An order of protection is sometimes called a protective or restraining order. In California, someone who gets an order of protection is known as the “protected person,” while the person the order is against is known as the “restrained person.”
These court orders help to change or prevent the behaviors or actions of someone to protect another individual or individuals. If a restrained person violates the court order, they may be arrested and taken to jail, fined by the court, or both.
Restraining orders or protective orders can do one of three things. First, they can include personal conduct orders which order the restrained person to stop doing certain things like contacting the protected person, stalking them, harassing them, or destroying their private property.
Or, the order can keep the restrained person a certain distance away from the protected person and may include the home, workplace, schools, vehicles, or other locations.
Orders of protection may also include “move-out” orders which compel the restrained person to move out from the residence until the court hearing. However, these orders only apply in domestic violence or elder abuse cases.
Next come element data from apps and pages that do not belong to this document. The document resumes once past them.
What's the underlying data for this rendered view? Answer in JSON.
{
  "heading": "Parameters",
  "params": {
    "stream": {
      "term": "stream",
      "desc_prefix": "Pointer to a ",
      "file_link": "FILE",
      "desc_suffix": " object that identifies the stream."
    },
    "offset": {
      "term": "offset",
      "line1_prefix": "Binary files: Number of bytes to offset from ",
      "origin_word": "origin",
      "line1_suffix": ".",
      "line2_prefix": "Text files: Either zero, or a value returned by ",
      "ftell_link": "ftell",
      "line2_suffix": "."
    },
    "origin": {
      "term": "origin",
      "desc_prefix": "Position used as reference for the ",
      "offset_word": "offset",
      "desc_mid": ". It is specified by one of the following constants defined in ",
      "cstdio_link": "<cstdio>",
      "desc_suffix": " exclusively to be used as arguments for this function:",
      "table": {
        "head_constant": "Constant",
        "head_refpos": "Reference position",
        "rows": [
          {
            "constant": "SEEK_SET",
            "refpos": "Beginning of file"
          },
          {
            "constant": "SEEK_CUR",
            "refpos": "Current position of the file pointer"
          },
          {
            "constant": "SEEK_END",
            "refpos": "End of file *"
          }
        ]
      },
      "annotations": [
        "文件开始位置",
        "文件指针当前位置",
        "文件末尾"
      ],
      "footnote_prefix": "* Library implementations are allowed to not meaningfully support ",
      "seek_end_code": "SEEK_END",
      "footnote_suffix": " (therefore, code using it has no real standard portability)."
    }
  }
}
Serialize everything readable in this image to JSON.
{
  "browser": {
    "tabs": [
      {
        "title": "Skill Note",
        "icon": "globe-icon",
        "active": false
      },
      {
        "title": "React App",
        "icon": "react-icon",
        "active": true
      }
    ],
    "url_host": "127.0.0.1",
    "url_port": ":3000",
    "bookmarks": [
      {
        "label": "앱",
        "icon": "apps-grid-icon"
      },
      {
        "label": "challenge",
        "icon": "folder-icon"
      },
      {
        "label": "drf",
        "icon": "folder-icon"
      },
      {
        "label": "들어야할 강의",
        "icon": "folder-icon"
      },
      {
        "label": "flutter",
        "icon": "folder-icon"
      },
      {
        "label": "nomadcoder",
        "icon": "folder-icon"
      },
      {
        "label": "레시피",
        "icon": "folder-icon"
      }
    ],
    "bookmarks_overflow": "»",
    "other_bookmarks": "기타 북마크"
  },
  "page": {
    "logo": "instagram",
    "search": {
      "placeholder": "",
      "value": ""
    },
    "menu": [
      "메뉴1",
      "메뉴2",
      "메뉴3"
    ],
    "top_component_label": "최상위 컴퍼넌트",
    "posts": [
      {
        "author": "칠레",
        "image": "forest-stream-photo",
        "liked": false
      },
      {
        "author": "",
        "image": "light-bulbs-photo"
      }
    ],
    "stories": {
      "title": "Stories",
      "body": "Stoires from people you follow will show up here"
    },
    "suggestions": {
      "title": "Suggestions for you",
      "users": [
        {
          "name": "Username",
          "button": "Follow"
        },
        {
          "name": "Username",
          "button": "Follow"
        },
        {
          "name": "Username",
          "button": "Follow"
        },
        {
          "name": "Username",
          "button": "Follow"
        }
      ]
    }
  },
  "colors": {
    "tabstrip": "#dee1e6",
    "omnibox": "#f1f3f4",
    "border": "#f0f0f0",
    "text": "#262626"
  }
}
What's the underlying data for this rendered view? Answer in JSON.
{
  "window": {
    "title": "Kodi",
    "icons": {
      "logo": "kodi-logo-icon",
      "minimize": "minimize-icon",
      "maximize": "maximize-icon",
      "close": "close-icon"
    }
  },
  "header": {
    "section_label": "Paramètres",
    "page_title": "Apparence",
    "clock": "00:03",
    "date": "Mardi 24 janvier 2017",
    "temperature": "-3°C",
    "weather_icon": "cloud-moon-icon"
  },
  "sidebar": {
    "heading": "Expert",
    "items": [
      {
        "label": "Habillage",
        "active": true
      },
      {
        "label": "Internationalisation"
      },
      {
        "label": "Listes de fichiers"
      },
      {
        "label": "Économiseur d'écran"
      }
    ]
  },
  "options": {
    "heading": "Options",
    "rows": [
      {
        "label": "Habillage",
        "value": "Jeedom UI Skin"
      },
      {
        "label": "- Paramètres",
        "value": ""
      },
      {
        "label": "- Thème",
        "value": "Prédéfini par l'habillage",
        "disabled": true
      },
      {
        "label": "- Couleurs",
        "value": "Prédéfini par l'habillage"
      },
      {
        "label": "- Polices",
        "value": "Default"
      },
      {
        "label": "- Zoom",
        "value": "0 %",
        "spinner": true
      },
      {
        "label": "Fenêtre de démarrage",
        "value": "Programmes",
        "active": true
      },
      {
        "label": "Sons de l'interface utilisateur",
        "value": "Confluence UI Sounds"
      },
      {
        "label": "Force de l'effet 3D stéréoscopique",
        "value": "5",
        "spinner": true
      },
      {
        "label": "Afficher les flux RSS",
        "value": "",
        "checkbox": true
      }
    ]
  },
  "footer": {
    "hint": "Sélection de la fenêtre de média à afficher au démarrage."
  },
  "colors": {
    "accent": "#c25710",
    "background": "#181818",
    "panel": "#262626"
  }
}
In California, there are four types of restraining or protective orders. The kind of order that applies to your case depends on the circumstances; each offers different protections.
- Domestic Violence Restraining Order: You may ask the court for this type of order if you’ve been the victim of domestic violence, meaning someone you have a close relationship with has abused you.
- Elder Or Dependent Abuse Restraining Order: This order is intended to protect individuals 65 or older or adults with mental or physical disabilities. It includes physical abuse, financial abuse, neglect, abandonment, or deprivation by a caregiver.
- Civil Harassment Restraining Order: If you’re being victimized by someone for who you don’t have the type of relationship required for a Domestic Violence Restraining Order, this may be the appropriate order for your situation. For example, people stalked or harassed by a co-worker or roommate may ask the court for protection under this order.
- Workplace Violence Restraining Order: This order is intended for employers to request protection for an employee against stalking, harassment, or violence.
As you can see, there are different types of order of protection. In addition, the kind of protection you need will depend on your relationship with the person you want to file the order against.
The length of time an order of protection applies depends on the type of restraining order. For example, Domestic Violence Restraining Orders may last anywhere from seven days to five years.
An Emergency Protective Order may only last up to seven calendar days (or five business days). This order is intended to bridge the gap between when the emergency need for protection arises and when the protected person can appeal to the court for a Domestic Violence Restraining Order.
A Temporary (ex parte) Restraining Order applies to the time between when the order is requested and when the parties will return to court for a hearing.
After the hearing, the judge may grant a Restraining Order After Hearing, which may last up to five years. If the court specifies no end date, the order lasts three years. However, you may request that the judge extend the end date by another five years or permanently.
If a temporary (ex parte) order is issued by the court, it will last until your court date. This is typically 21 days but may be up to 25 days.
At the final hearing, the judge will determine whether to cancel or extend the order of protection. If it’s extended, it may last up to five years.
Sometimes, the court may issue a temporary order to grant protection until the hearing date. After the hearing, the judge will determine whether a longer protection order is warranted. The final order may last up to five years. If no end date is specified, the order expires after three years.
An order or protection against workplace violence may last up to three years. A temporary order may be issued to offer protection until the final hearing and may include protection against a family member or other employees.
Situations can escalate quickly, and some behaviors can become dangerous without much warning. If you feel you may need the court’s protection against another individual, trust your gut and contact an experienced attorney to help you make the right decisions.
Attorney Bruce A. Mandel has over thirty years of experience helping to protect clients and keeping them and their families safe with order of protections, along with other family matters.